→ **Task requirements**
Please retype each record exactly as it stands below.

→ **Material shown**

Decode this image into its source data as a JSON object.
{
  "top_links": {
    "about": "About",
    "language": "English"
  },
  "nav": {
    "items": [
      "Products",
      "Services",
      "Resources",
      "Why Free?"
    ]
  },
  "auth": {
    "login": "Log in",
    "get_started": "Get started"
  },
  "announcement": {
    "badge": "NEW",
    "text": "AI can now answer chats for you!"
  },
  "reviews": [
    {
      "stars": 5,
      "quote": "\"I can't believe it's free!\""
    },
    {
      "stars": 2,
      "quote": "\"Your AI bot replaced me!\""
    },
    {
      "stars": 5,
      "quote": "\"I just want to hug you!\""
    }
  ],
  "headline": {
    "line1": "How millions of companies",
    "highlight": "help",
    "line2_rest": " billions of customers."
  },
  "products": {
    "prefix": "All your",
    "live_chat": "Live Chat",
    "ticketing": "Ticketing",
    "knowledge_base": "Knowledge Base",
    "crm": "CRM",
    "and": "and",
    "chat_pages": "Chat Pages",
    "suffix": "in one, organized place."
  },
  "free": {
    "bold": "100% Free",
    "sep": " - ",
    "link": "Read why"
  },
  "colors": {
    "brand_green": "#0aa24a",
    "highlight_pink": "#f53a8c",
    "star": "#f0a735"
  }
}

→ **Your solution**
Decode this image into its source data as a JSON object.
{
  "top_links": {
    "about": "About",
    "language": "English"
  },
  "nav": {
    "items": [
      "Products",
      "Services",
      "Resources",
      "Why Free?"
    ]
  },
  "auth": {
    "login": "Log in",
    "get_started": "Get started"
  },
  "announcement": {
    "badge": "NEW",
    "text": "AI can now answer chats for you!"
  },
  "reviews": [
    {
      "stars": 5,
      "quote": "\"I can't believe it's free!\""
    },
    {
      "stars": 2,
      "quote": "\"Your AI bot replaced me!\""
    },
    {
      "stars": 5,
      "quote": "\"I just want to hug you!\""
    }
  ],
  "headline": {
    "line1": "How millions of companies",
    "highlight": "help",
    "line2_rest": " billions of customers."
  },
  "products": {
    "prefix": "All your",
    "live_chat": "Live Chat",
    "ticketing": "Ticketing",
    "knowledge_base": "Knowledge Base",
    "crm": "CRM",
    "and": "and",
    "chat_pages": "Chat Pages",
    "suffix": "in one, organized place."
  },
  "free": {
    "bold": "100% Free",
    "sep": " - ",
    "link": "Read why"
  },
  "colors": {
    "brand_green": "#0aa24a",
    "highlight_pink": "#f53a8c",
    "star": "#f0a735"
  }
}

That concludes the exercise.